Tilley, Matthew R.
Jose P. Gomez
Year: 2006
VTRC No.: 06-R32
Abstract: As a result of increasing highway construction and expansion, a corresponding need to increase traffic capacity in heavily populated areas, and ever-increasing constraints on available land for transportation use, there has been an increasing demand for alignment geometries and bridge configurations that result in more efficient use of available space. As a result of this demand, there has been a steady increase in the use of curved girder bridges over the past 30 years. Despites extensive research relating to the behavior of these types of structures, a thorough understanding of curved girder bridge response, especially relating to dynamic behavior, is still incomplete. To develop an improved, rational set of design guidelines, the Federal Highway Administration (FHWA) initiated the Curved Steel Bridge Research Project in 1992. As part of this project, FHWA constructed a full-scale model of a curved steel girder bridge at its Turner-Fairbank Structures Laboratory.

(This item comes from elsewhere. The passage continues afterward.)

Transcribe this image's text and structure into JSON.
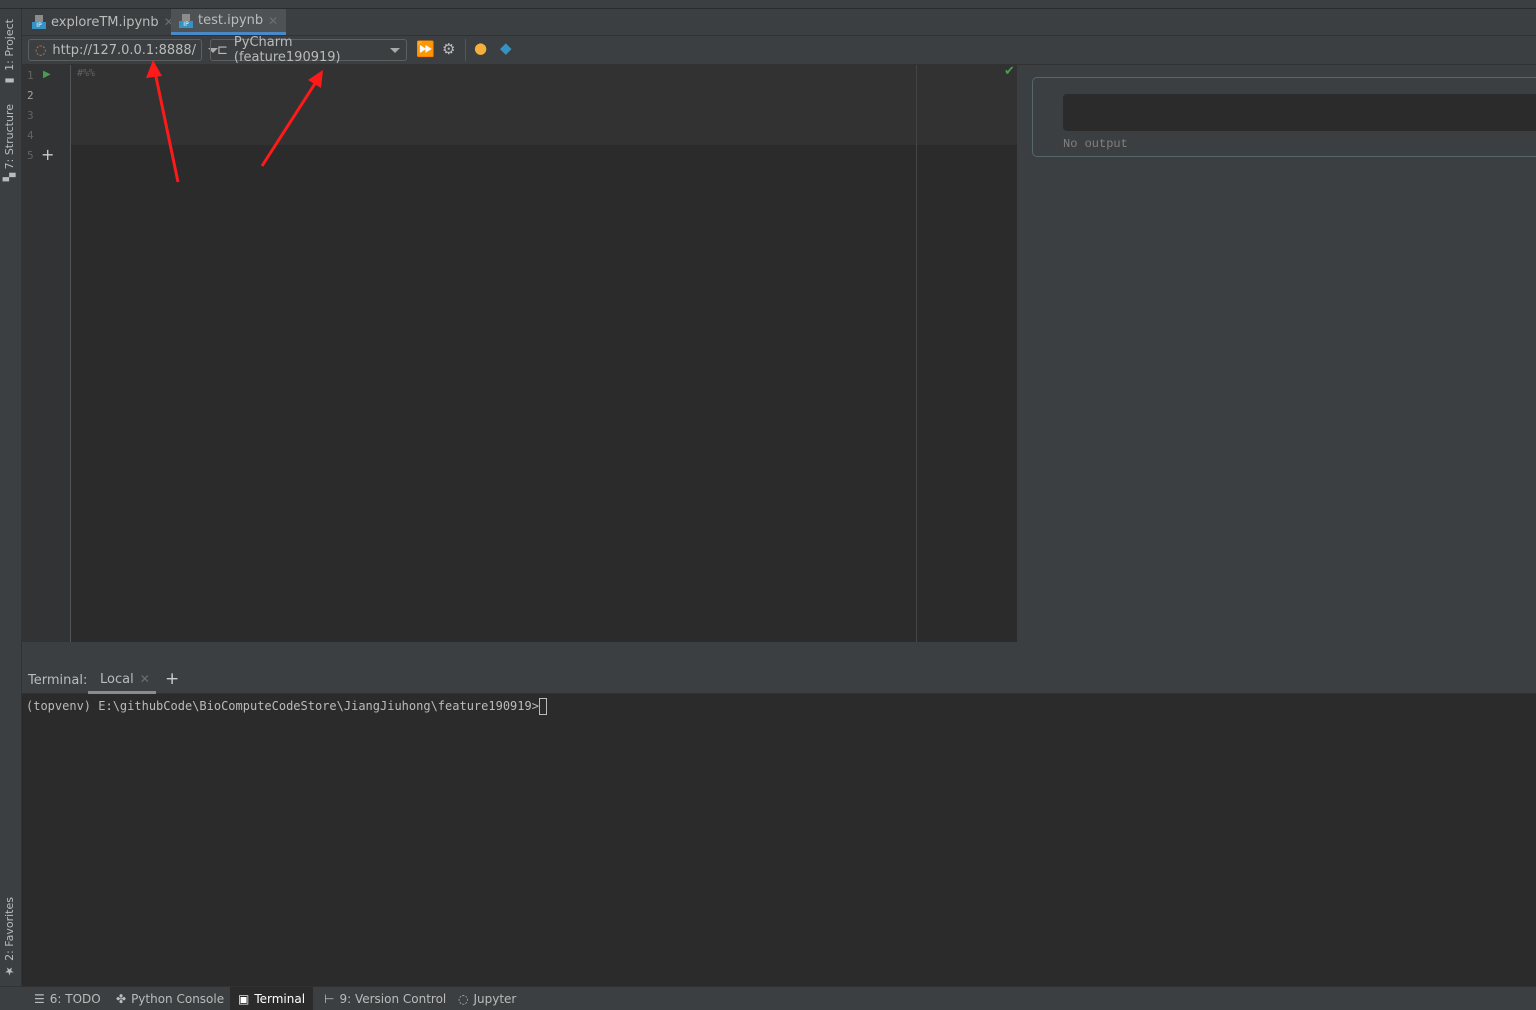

This full-scale model made it possible to conduct numerous tests and collect a significant amount of data relating to the static behavior of a curved girder bridge. However, relatively little information has been available on the dynamic response of curved girder bridges and this type of information is needed before a complete design specification can be developed. The objective of this study was to develop a finite element model using SAP2000 that could be used for predicting and evaluating the dynamic response of a curved girder bridge. Models of the FHWA curved girder bridge were developed using both beam and shell elements and response information compared with experimental data and with analytical data from other finite element codes. The experimental data were obtained during dynamic testing of the full-scale bridge in the Turner-Fairbank Structures Laboratory and analytical response information was provided from finite element models of the bridge using ANSYS and ABAQUS. The primary focus of the study was the prediction of frequencies and mode shapes of the full-scale curved girder both with and without a deck. Both experimental and analytical frequencies and mode shapes were calculated and compared. Although the more refined ANSYS and ABAQUS models provided response data that compared more favorably with the experimental data, the SAP2000 models were found to be more than adequate for predicting the lower modes and frequencies of the bridge.